Tobacco Waste Cleanup at the American River Parkway
Simply look around. Tobacco litter is everywhere: from local grocery store parking lots to San Francisco Beaches to the American River Parkway here in Sacramento. In fact, cigarette butts are the most common toxic waste found in cleanups and can make up 37 percent of the total waste in California.
Tobacco does not just impact the health of individuals; it also negatively affects the environment. When cigarette butts, e-cigarette devices, and other tobacco waste is not disposed of properly, it pollutes water, air, and land with toxic chemicals. Unfortunately, there is a new threat to our environment with the growing e-cigarette market. E-cigarette waste is especially concerning given the single-use products made of plastics that cannot biodegrade under any circumstances and the classification of these products as both biological and hazardous waste.

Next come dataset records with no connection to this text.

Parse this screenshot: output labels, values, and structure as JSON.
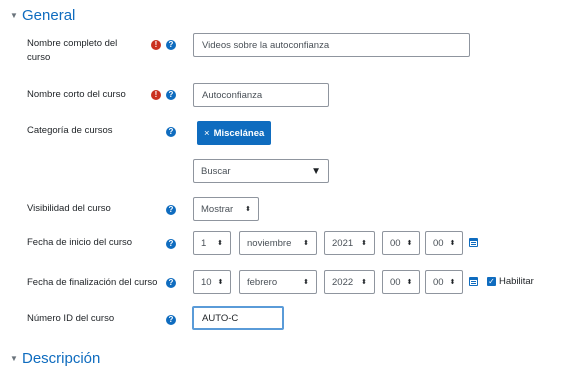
{
  "general_section": {
    "title": "General",
    "toggle_icon": "chevron-down"
  },
  "fields": {
    "fullname": {
      "label": "Nombre completo del curso",
      "value": "Videos sobre la autoconfianza"
    },
    "shortname": {
      "label": "Nombre corto del curso",
      "value": "Autoconfianza"
    },
    "category": {
      "label": "Categoría de cursos",
      "selected_tag": "Miscelánea",
      "tag_remove": "×",
      "search_placeholder": "Buscar"
    },
    "visibility": {
      "label": "Visibilidad del curso",
      "value": "Mostrar"
    },
    "startdate": {
      "label": "Fecha de inicio del curso",
      "day": "1",
      "month": "noviembre",
      "year": "2021",
      "hour": "00",
      "minute": "00"
    },
    "enddate": {
      "label": "Fecha de finalización del curso",
      "day": "10",
      "month": "febrero",
      "year": "2022",
      "hour": "00",
      "minute": "00",
      "enable_label": "Habilitar",
      "enabled": true
    },
    "idnumber": {
      "label": "Número ID del curso",
      "value": "AUTO-C"
    }
  },
  "description_section": {
    "title": "Descripción"
  },
  "colors": {
    "link": "#0f6cbf",
    "required": "#ca3120",
    "focus_border": "#5a9bd8"
  }
}
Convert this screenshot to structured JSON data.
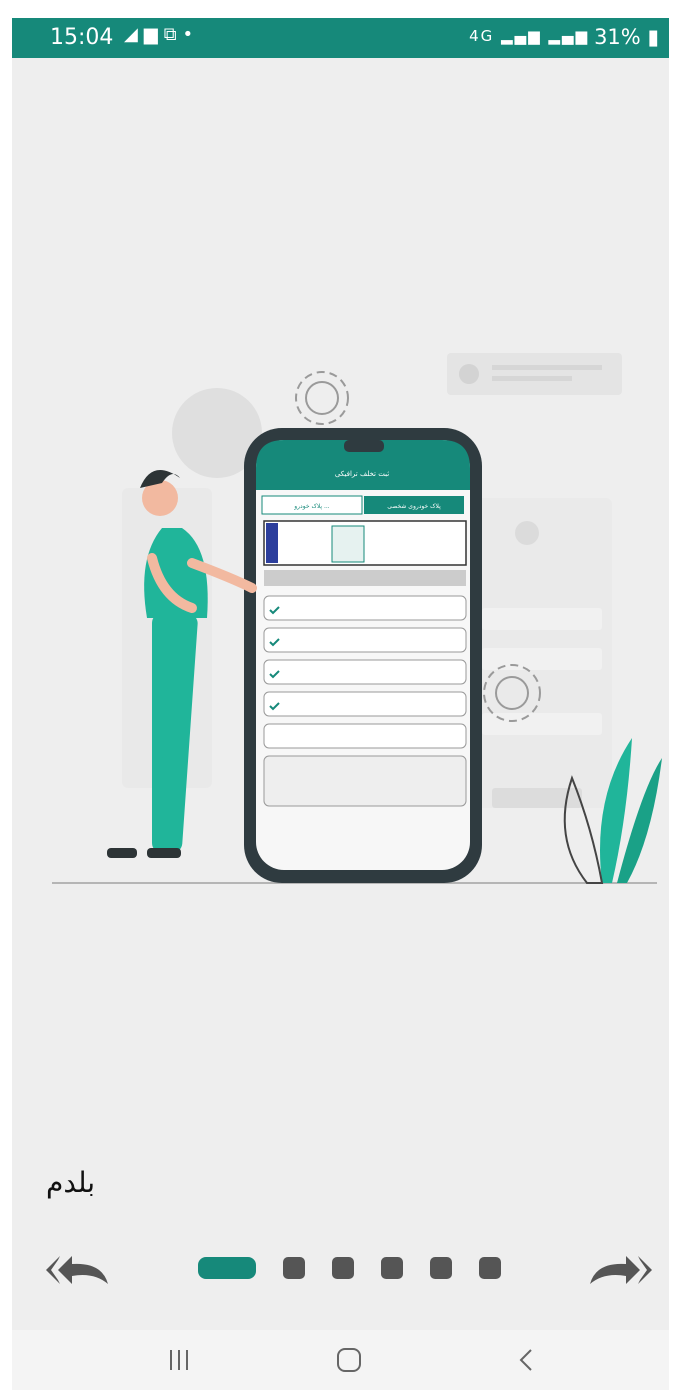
{
  "status_bar": {
    "time": "15:04",
    "left_icons": [
      "signal-icon",
      "message-icon",
      "translate-icon",
      "dot-icon"
    ],
    "network": "4G",
    "battery_text": "31%"
  },
  "illustration": {
    "mock_app_title": "ثبت تخلف ترافیکی",
    "mock_tab_1": "پلاک خودروی شخصی",
    "mock_tab_2": "پلاک خودرو ..."
  },
  "onboarding": {
    "caption": "بلدم",
    "page_count": 6,
    "current_page": 1
  },
  "nav_bar": {
    "recent_icon": "recent-apps-icon",
    "home_icon": "home-icon",
    "back_icon": "back-icon"
  },
  "colors": {
    "accent": "#16897a",
    "background": "#eeeeee",
    "dot_inactive": "#555555",
    "plant": "#20b59a"
  }
}
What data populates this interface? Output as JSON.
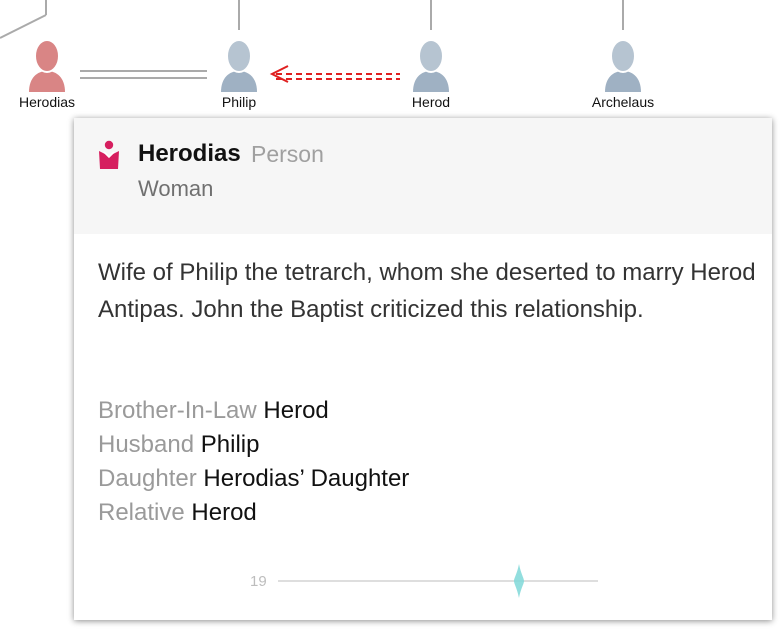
{
  "tree": {
    "nodes": [
      {
        "id": "herodias",
        "name": "Herodias",
        "color": "#d98585"
      },
      {
        "id": "philip",
        "name": "Philip",
        "color": "#a9bac9"
      },
      {
        "id": "herod",
        "name": "Herod",
        "color": "#a9bac9"
      },
      {
        "id": "archelaus",
        "name": "Archelaus",
        "color": "#a9bac9"
      }
    ],
    "marriage_line_color": "#aaaaaa",
    "relation_arrow_color": "#e02020"
  },
  "card": {
    "title": "Herodias",
    "kind": "Person",
    "subtitle": "Woman",
    "icon": "woman-icon",
    "icon_color": "#d61f5f",
    "description": "Wife of Philip the tetrarch, whom she deserted to marry Herod Antipas. John the Baptist criticized this relationship.",
    "relations": [
      {
        "type": "Brother-In-Law",
        "target": "Herod"
      },
      {
        "type": "Husband",
        "target": "Philip"
      },
      {
        "type": "Daughter",
        "target": "Herodias’ Daughter"
      },
      {
        "type": "Relative",
        "target": "Herod"
      }
    ],
    "timeline": {
      "label": "19",
      "marker_color": "#7fd8d8"
    }
  }
}
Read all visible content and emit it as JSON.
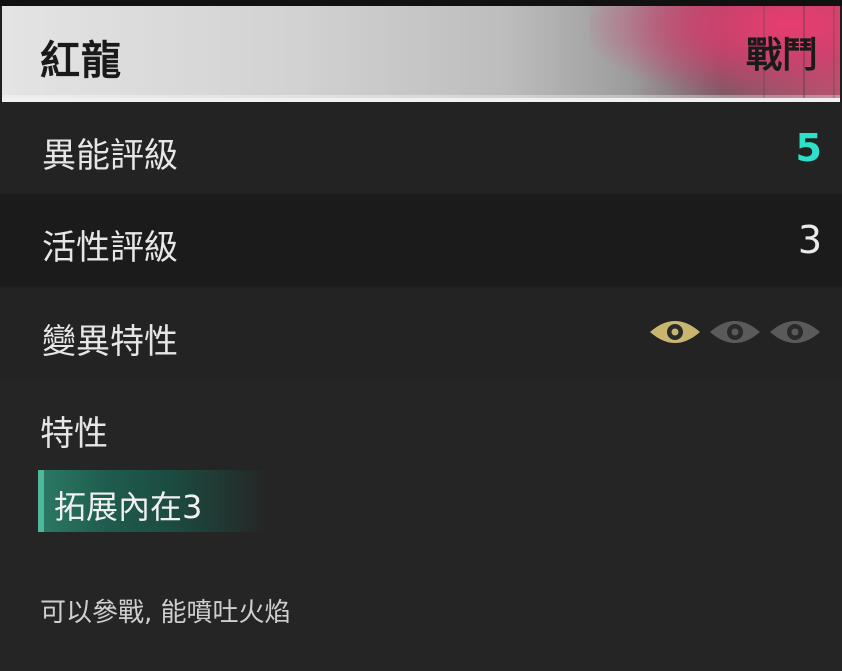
{
  "header": {
    "title": "紅龍",
    "tag": "戰鬥"
  },
  "stats": [
    {
      "label": "異能評級",
      "value": "5"
    },
    {
      "label": "活性評級",
      "value": "3"
    },
    {
      "label": "變異特性",
      "eyes_active": 1,
      "eyes_total": 3
    }
  ],
  "traits": {
    "heading": "特性",
    "items": [
      {
        "label": "拓展內在3"
      }
    ],
    "description": "可以參戰, 能噴吐火焰"
  },
  "colors": {
    "accent": "#2de0c8",
    "eye_active": "#c8b56e",
    "eye_inactive": "#5a5a5a",
    "header_pink": "#e03c6e",
    "trait_green": "#2c7a66"
  },
  "icons": {
    "eye": "eye-icon"
  }
}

Discarded cigarette butts have been linked to large wildfires, resulting in the destruction of wildlife, vegetation, and property. Cigarette-induced fires claim hundreds of lives in California each year, not to mention the millions of dollars in property damage. Furthermore, cigarette butts leach toxic chemicals into the environment such as arsenic, lead, and nicotine which can contaminate water and poison wildlife.

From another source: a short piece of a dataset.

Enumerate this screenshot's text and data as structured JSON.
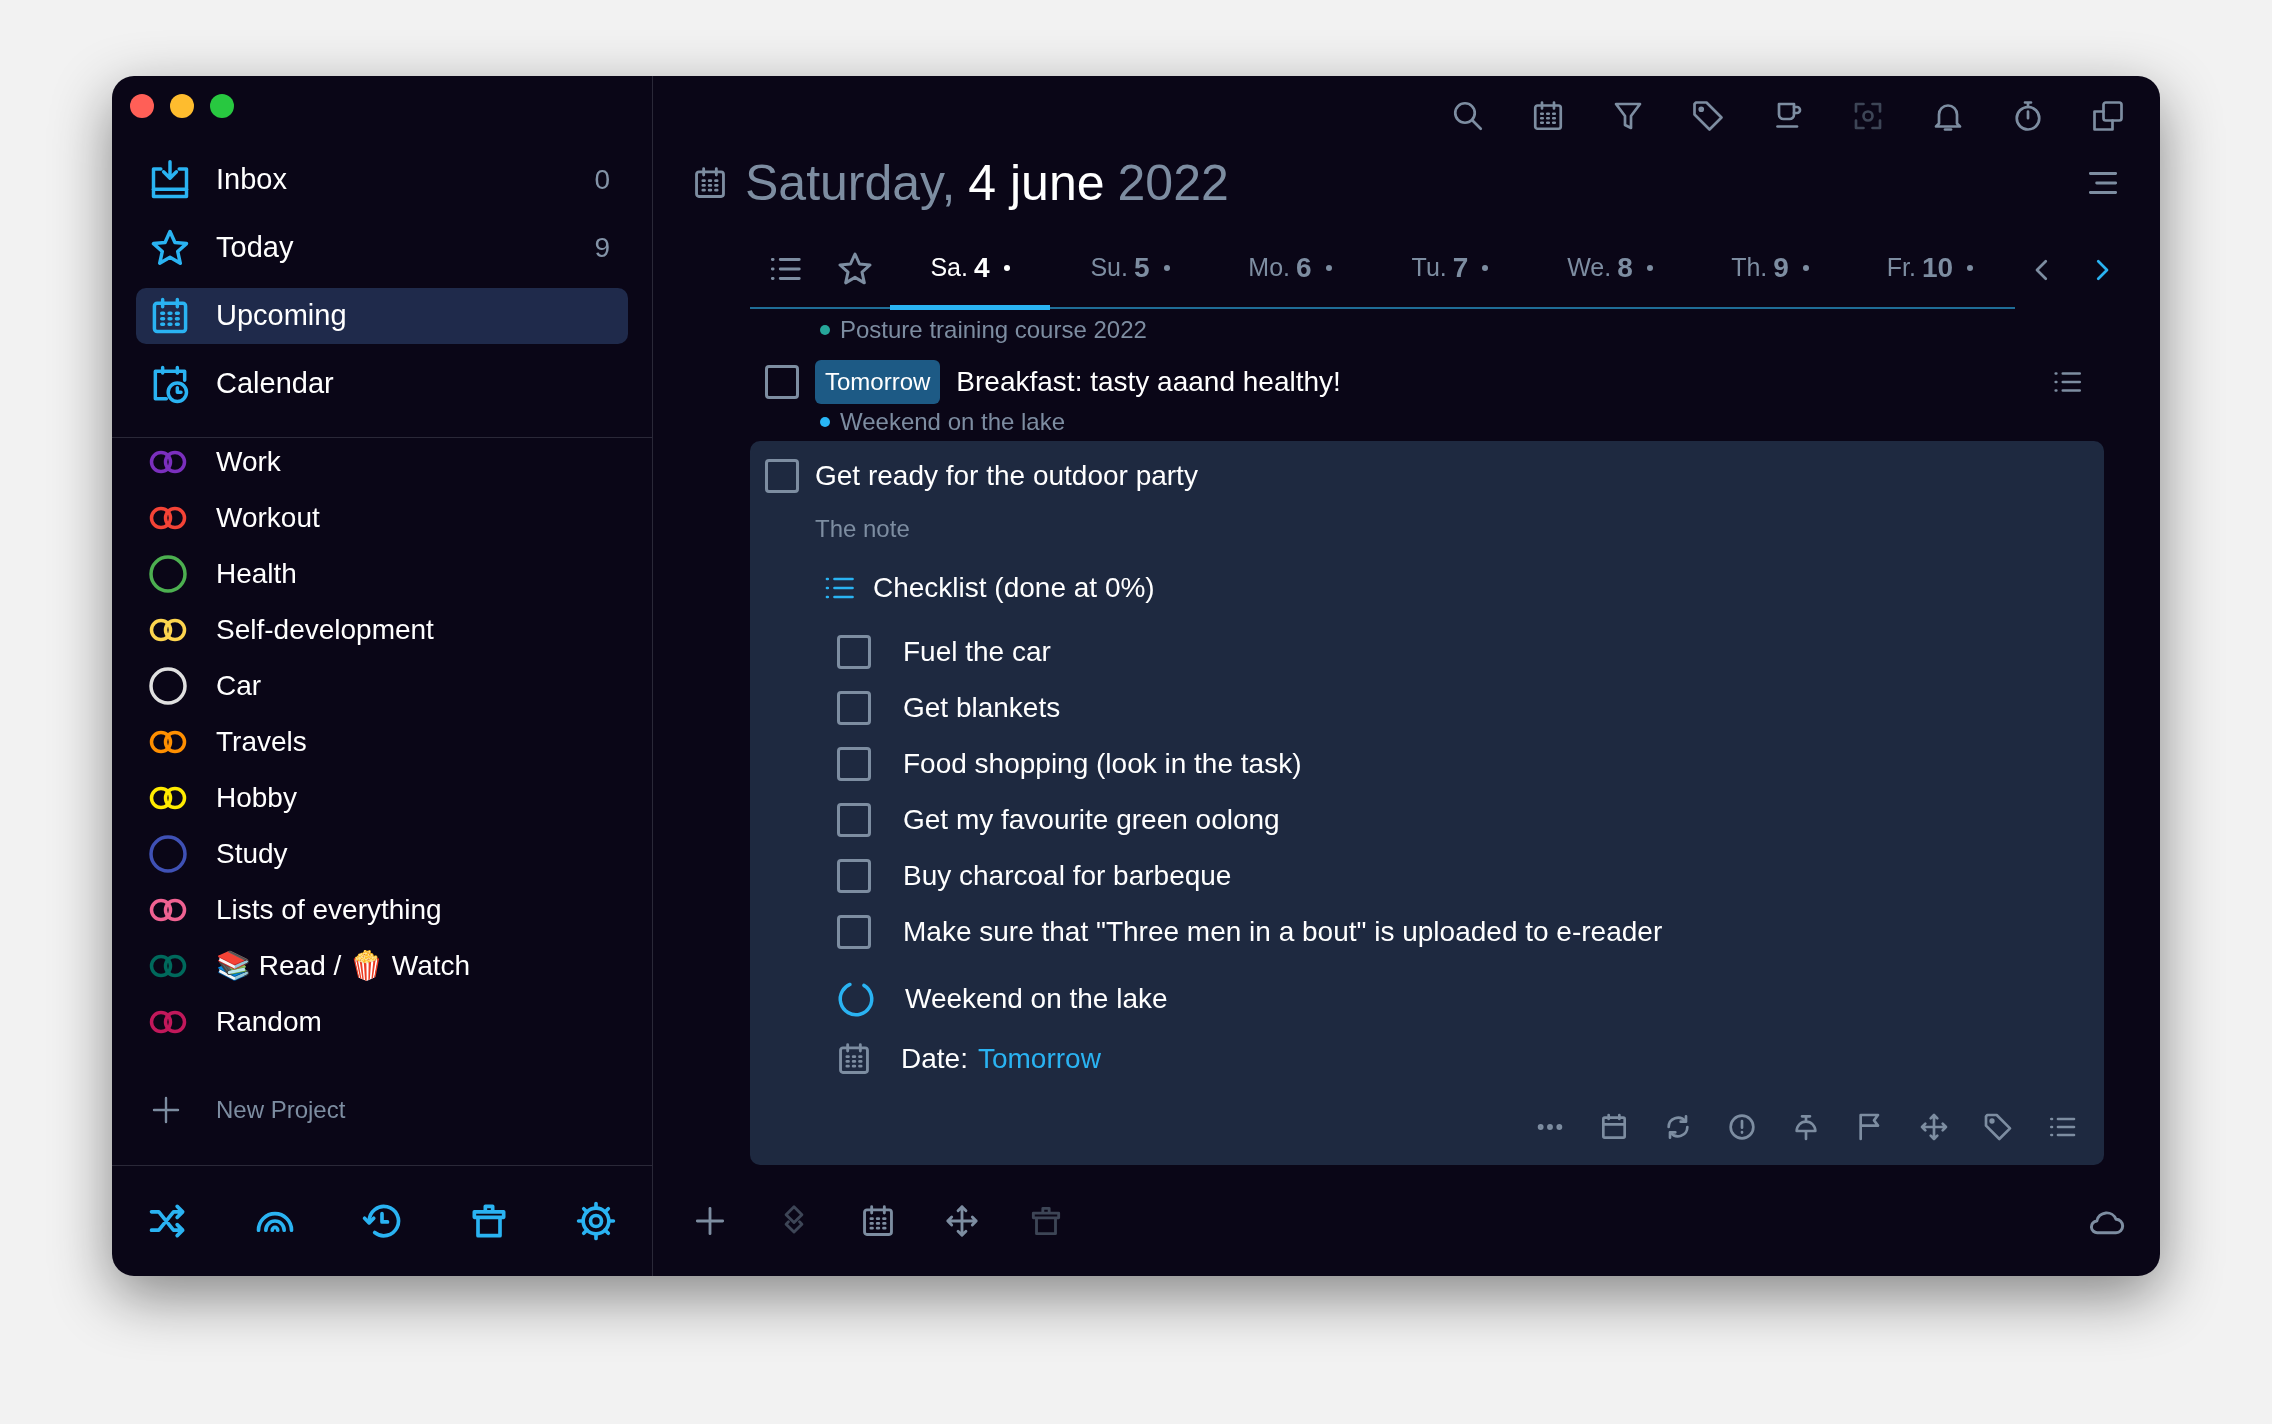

Concerned about the impact of tobacco litter on the environment, Breathe California Sacramento Region’s Smoke-Free Sacramento project organized a Tobacco Waste Cleanup Event at the American River Parkway. On October 9th, 31 volunteers joined Breathe Staff and the Equestrian Trail Patrol at River Bend Park to do their part in cleaning the American River Parkway. In addition to collecting all kinds of trash, volunteers kept tobacco litter in separate bags and recorded how many tobacco-related litter items they found.
In under 2 hours, the 31 volunteers were able to collect 1,841 pieces of tobacco waste! Most of the collected tobacco waste included cigarette butts, cigarette packaging such as cartons, cigar and cigarillo wrappers, mouth pieces, and a few pieces of electronic cigarette or vape packaging. This tobacco waste is displayed in glass jars and will be used to visually show and educate the community and decision makers on the impacts of tobacco and tobacco waste.

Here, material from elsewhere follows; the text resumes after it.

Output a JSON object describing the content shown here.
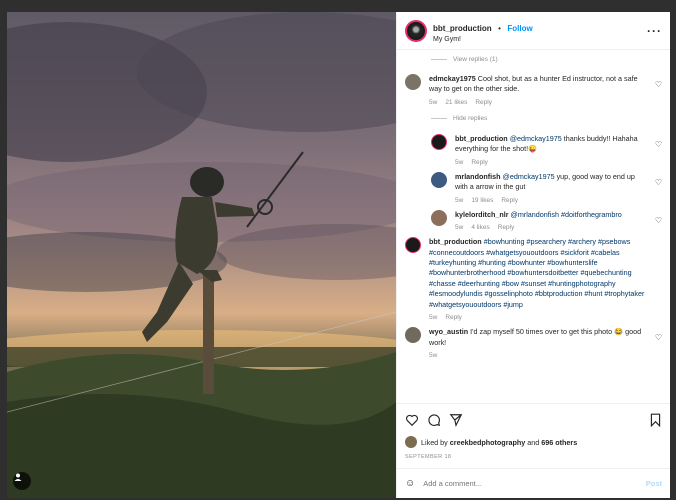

We hope to continue to organize tobacco waste cleanups where volunteers can join us to keep the environment and our beautiful parks like the American River Parkway pristine for all to enjoy!
Follow us on Instagram @sacbreathe and check out the calendar on our website sacbreathe.org to learn about future events!
By: Deenpal Kaur (MPH Student and Breathe Intern)